- Heatstroke: hot, red
skin; changes in consciousness; rapid, weak pulse; and rapid, shallow
breathing. Body temperature can be very high--sometimes as high as 105
degrees F. If the person was sweating from heavy work or exercise, skin may
be wet; otherwise, it will feel dry.
Treatment of Heat Emergencies...
- Heat cramps: Get the
person to a cooler place and have him or her rest in a comfortable position.
Lightly stretch the affected muscle and replenish fluids. Give a half-glass
of cool water every 15 minutes. Do not give liquids with alcohol or caffeine
in them, as they can make conditions worse.
- Heat exhaustion: Get the
person out of the heat and into a cooler place. Remove or loosen tight
clothing and apply cool, wet cloths, such as towels or sheets. If the person
is conscious, give cool water to drink. Make sure the person drinks slowly.
Give a half-glass of cool water every 15 minutes. Do not give liquids that

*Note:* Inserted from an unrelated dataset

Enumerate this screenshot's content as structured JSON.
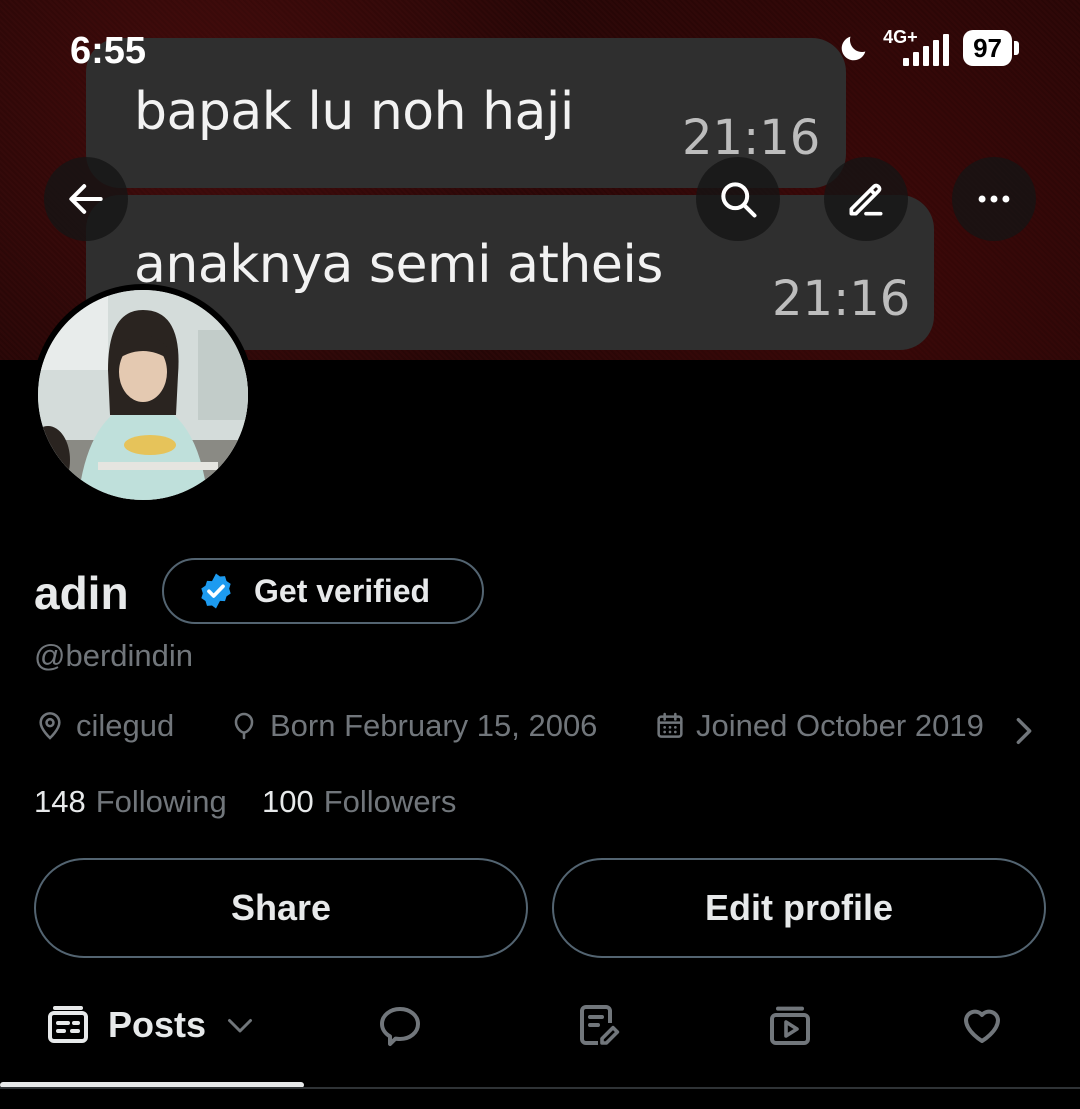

contain alcohol or caffeine. Let the victim rest in a comfortable position,
and watch carefully for changes in his or her condition.
- Heatstroke: Heatstroke is
a life-threatening situation. Help is needed fast. Call 9-1-1 or your local
emergency number. Move the person to a cooler place. Quickly cool the body.
Immerse victim in a cool bath, or wrap wet sheets around the body and fan
it. Watch for signals of breathing problems. Keep the person lying down and
continue to cool the body any way you can. If the victim refuses water, is
vomiting, or there are changes in the level of consciousness, do not give
anything to eat or drink.